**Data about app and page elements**
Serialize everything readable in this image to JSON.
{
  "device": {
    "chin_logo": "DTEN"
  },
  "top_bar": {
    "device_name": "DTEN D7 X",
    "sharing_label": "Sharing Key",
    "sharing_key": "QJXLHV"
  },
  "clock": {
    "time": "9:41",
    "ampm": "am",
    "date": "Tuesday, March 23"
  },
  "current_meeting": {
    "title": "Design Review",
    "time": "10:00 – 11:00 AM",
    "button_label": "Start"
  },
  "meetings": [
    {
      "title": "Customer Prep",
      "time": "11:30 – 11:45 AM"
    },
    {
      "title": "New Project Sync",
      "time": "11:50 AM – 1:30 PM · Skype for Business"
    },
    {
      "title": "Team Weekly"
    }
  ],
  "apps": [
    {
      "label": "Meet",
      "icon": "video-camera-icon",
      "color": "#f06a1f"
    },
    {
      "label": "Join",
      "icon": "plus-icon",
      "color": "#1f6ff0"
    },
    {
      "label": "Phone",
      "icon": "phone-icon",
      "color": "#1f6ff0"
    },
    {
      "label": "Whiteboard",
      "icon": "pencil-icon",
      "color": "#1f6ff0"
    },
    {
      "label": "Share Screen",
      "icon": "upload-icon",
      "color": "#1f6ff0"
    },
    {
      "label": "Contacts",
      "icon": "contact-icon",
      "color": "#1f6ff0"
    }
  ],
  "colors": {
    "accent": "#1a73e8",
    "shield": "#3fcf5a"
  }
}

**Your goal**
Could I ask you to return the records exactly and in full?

**Final answer**
Serialize everything readable in this image to JSON.
{
  "device": {
    "chin_logo": "DTEN"
  },
  "top_bar": {
    "device_name": "DTEN D7 X",
    "sharing_label": "Sharing Key",
    "sharing_key": "QJXLHV"
  },
  "clock": {
    "time": "9:41",
    "ampm": "am",
    "date": "Tuesday, March 23"
  },
  "current_meeting": {
    "title": "Design Review",
    "time": "10:00 – 11:00 AM",
    "button_label": "Start"
  },
  "meetings": [
    {
      "title": "Customer Prep",
      "time": "11:30 – 11:45 AM"
    },
    {
      "title": "New Project Sync",
      "time": "11:50 AM – 1:30 PM · Skype for Business"
    },
    {
      "title": "Team Weekly"
    }
  ],
  "apps": [
    {
      "label": "Meet",
      "icon": "video-camera-icon",
      "color": "#f06a1f"
    },
    {
      "label": "Join",
      "icon": "plus-icon",
      "color": "#1f6ff0"
    },
    {
      "label": "Phone",
      "icon": "phone-icon",
      "color": "#1f6ff0"
    },
    {
      "label": "Whiteboard",
      "icon": "pencil-icon",
      "color": "#1f6ff0"
    },
    {
      "label": "Share Screen",
      "icon": "upload-icon",
      "color": "#1f6ff0"
    },
    {
      "label": "Contacts",
      "icon": "contact-icon",
      "color": "#1f6ff0"
    }
  ],
  "colors": {
    "accent": "#1a73e8",
    "shield": "#3fcf5a"
  }
}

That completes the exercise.